The federal government spends billions of dollars annually to fund a wide variety of research in health, scientific, and other fields. Research sponsored by the National Institutes of Health (NIH) alone results in approximately 80,000 peer-reviewed articles per year. Wide, rapid, and easy access to the results of this research is essential for everyone who wishes to apply or build upon it.
The traditional system of scholarly publishing severely limits access. The public pays for the research and very often the salary of the researcher, as well. Research articles are then published in peer-reviewed journals, which charge subscription fees or per-article access fees. The cost of subscriptions has risen three times faster than inflation for more than 20 years and most subscriptions are unaffordable for most libraries. Students, faculty, researchers, and the public -- including patients and parents of children with diseases -- effectively cannot read these articles that they paid for with their taxes.
Under the NIH Public Access Policy researchers must deposit the final peer-reviewed manuscripts of their articles in PubMed Central, the digital library of the National Library of Medicine, within 12 months of publication in a journal. When voluntary, fewer than 4 percent of eligible manuscripts were deposited. Both the Board of Regents of the National Library of Medicine and NIH Public Access Working Group concluded, "The NIH Policy cannot achieve its stated goals unless deposit of manuscripts becomes mandatory." Since becoming mandatory via the Consolidated Appropriates Act 2008, deposit rates have climbed steadily, greatly increasing access to the latest research. This policy protects the system of peer-reviewed journals.

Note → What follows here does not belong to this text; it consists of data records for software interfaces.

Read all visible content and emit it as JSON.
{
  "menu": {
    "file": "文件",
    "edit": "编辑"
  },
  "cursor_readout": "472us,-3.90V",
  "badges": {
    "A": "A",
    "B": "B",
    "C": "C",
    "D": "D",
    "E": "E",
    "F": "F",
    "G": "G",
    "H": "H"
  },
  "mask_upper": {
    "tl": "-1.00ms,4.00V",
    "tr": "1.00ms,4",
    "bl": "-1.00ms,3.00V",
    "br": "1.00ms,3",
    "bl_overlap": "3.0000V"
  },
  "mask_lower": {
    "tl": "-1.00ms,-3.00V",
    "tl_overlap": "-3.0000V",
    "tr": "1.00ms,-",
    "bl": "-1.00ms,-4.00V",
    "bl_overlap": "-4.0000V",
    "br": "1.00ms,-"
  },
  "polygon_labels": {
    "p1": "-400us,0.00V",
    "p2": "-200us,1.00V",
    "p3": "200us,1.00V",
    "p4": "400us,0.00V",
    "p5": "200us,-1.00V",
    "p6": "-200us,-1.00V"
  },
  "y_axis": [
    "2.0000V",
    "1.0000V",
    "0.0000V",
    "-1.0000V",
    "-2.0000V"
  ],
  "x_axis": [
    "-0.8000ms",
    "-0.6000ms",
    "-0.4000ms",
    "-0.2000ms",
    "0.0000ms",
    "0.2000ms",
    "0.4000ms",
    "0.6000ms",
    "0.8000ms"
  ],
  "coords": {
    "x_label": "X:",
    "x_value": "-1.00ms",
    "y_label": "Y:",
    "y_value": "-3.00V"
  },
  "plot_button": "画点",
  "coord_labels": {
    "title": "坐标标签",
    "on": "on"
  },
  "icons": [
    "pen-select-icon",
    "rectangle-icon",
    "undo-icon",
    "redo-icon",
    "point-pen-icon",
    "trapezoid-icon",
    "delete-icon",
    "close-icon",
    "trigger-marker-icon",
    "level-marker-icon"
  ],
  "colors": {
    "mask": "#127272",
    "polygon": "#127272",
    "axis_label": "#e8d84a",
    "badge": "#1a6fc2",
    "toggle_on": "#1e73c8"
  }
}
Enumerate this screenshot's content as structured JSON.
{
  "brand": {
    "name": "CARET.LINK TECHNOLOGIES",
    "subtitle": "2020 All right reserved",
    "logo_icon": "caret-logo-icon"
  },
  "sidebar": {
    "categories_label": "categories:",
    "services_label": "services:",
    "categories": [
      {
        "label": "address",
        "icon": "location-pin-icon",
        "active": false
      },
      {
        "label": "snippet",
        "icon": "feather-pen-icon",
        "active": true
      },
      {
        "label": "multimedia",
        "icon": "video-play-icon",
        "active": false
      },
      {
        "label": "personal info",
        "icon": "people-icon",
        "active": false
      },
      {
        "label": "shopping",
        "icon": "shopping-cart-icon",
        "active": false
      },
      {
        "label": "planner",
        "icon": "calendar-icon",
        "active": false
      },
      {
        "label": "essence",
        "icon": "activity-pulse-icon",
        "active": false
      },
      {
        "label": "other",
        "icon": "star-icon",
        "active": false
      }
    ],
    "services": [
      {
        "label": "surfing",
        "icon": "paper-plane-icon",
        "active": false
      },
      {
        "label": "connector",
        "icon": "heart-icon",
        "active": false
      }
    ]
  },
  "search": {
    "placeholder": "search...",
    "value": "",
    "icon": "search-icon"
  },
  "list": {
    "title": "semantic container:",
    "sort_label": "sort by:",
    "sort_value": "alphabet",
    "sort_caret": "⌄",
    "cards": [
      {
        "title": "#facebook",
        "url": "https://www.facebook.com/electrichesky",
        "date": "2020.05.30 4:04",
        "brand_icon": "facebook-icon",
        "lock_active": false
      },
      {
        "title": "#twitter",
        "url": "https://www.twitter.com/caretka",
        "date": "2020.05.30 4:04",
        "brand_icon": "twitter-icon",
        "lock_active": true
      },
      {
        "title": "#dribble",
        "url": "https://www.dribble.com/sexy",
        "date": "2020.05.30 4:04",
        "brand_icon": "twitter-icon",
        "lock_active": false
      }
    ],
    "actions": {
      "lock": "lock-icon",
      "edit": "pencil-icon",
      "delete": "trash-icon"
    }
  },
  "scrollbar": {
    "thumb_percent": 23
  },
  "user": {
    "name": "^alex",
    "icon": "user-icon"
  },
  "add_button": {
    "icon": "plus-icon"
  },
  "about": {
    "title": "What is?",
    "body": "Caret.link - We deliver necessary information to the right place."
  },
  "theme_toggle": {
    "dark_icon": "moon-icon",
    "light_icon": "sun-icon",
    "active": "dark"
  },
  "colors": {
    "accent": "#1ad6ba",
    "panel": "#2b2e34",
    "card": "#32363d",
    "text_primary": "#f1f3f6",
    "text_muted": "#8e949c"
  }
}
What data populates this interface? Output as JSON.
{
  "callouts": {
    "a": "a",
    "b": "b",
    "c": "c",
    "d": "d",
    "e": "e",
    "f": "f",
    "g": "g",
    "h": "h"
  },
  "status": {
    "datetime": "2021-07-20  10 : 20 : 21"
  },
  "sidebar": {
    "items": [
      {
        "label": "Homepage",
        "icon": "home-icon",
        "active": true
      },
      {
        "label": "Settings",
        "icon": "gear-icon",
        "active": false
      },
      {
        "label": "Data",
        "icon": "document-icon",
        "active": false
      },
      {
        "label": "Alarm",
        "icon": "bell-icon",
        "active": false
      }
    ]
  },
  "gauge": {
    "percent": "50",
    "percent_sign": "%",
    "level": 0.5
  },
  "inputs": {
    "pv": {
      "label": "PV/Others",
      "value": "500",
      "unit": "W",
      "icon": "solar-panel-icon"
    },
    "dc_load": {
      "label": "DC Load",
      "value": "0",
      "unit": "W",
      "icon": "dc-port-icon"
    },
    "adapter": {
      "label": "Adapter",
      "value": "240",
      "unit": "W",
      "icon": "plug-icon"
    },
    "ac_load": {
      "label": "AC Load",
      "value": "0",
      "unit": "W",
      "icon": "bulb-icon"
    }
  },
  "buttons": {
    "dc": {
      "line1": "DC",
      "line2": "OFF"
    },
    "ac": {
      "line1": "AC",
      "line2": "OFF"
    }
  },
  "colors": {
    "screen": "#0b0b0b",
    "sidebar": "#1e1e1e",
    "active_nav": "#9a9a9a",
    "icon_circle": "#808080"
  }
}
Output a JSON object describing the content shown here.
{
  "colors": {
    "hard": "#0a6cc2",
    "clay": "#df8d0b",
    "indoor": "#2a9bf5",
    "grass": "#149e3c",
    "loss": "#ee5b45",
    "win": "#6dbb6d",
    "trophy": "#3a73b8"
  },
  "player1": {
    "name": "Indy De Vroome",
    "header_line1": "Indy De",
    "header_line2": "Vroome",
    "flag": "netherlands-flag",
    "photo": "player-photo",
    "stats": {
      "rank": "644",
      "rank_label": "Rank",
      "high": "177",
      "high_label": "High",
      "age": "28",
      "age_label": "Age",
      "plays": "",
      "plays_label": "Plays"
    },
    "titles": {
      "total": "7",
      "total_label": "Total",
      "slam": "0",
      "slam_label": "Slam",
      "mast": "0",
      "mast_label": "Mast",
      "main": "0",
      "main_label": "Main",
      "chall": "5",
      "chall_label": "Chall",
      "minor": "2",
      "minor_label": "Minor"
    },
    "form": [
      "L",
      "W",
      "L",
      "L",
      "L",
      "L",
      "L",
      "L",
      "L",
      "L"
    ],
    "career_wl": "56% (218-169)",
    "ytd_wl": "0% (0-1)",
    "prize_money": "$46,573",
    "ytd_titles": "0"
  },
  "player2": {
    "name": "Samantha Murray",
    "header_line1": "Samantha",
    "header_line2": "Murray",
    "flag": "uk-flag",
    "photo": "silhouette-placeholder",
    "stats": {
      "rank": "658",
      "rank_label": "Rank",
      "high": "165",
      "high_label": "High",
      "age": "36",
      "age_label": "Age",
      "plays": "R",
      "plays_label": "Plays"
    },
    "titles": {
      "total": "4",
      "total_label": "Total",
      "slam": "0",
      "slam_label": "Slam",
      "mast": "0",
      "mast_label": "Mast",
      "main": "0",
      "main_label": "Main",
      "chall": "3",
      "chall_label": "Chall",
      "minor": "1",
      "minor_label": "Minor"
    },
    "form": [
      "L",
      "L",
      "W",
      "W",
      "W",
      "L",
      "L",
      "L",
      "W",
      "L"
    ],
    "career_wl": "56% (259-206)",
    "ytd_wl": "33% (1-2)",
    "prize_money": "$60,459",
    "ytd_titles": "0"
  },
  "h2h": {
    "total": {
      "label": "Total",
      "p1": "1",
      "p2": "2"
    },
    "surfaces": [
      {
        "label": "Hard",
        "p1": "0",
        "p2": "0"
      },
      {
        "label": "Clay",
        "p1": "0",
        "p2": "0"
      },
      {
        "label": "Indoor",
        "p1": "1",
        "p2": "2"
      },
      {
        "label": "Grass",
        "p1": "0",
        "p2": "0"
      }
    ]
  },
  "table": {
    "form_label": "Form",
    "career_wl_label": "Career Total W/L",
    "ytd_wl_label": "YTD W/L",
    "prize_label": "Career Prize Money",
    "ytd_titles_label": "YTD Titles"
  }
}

H.R. 801, “The Fair Copyright in Research Works Act,” was introduced on February 3, 2009 in the 111th Congress by Rep Conyers (D-MI), Chairman of the U.S. House of Representatives Committee on the Judiciary. The bill seeks to amend copyright code and create a new category of copyrighted works – and would effectively reverse the NIH Public Access Policy, as well as make it impossible for other federal agencies to put similar policies into place. Ultimately, the bill rolls back the hard-fought progress on public access to taxpayer-funded NIH research accessible on the Internet. The ALA strongly opposes H.R. 801 as the bill seeks to amend copyright law and reverse the NIH Public Access Policy.
H.R. 6845, “The Fair Copyright in Research Works Act”
In the 110th Congress, Rep. Conyers introduced H.R. 6845, the “Fair Copyright in Research Works Act.” The U.S. House of Representatives Judiciary Subcommittee on the Courts, the Internet and Intellectual Property held a hearing on September 11, 2008 on the bill. (A video webcast and a transcript of the hearing is available here.) The bill ultimately died in the 110th Congress; however, the exact same text of H.R. 6845 re-emerged in the 111th Congress as H.R. 801.
In an effort to expand access to peer-reviewed research, the Federal Research Public Access Act (S. 2695), would require that U.S. Government agencies with annual extramural research expenditures over $100 million make electronic manuscripts of journal articles resulting from their taxpayer-funded research available for free on the Internet.
In the 109th Congress, a Senate bill, the Federal Research Public Access Act of 2006 (S. 2695), would have required Internet access to articles reporting on federally funded research. Libraries strongly supported the legislation and worked on its introduction through the Alliance for Taxpayer Access (ATA) coalition. The bill was referred to the Subcommittee on Federal Financial Management, Government Information, Federal Services, and International Security where it ultimately died. A similar bill was not introduced during the 110th Congress.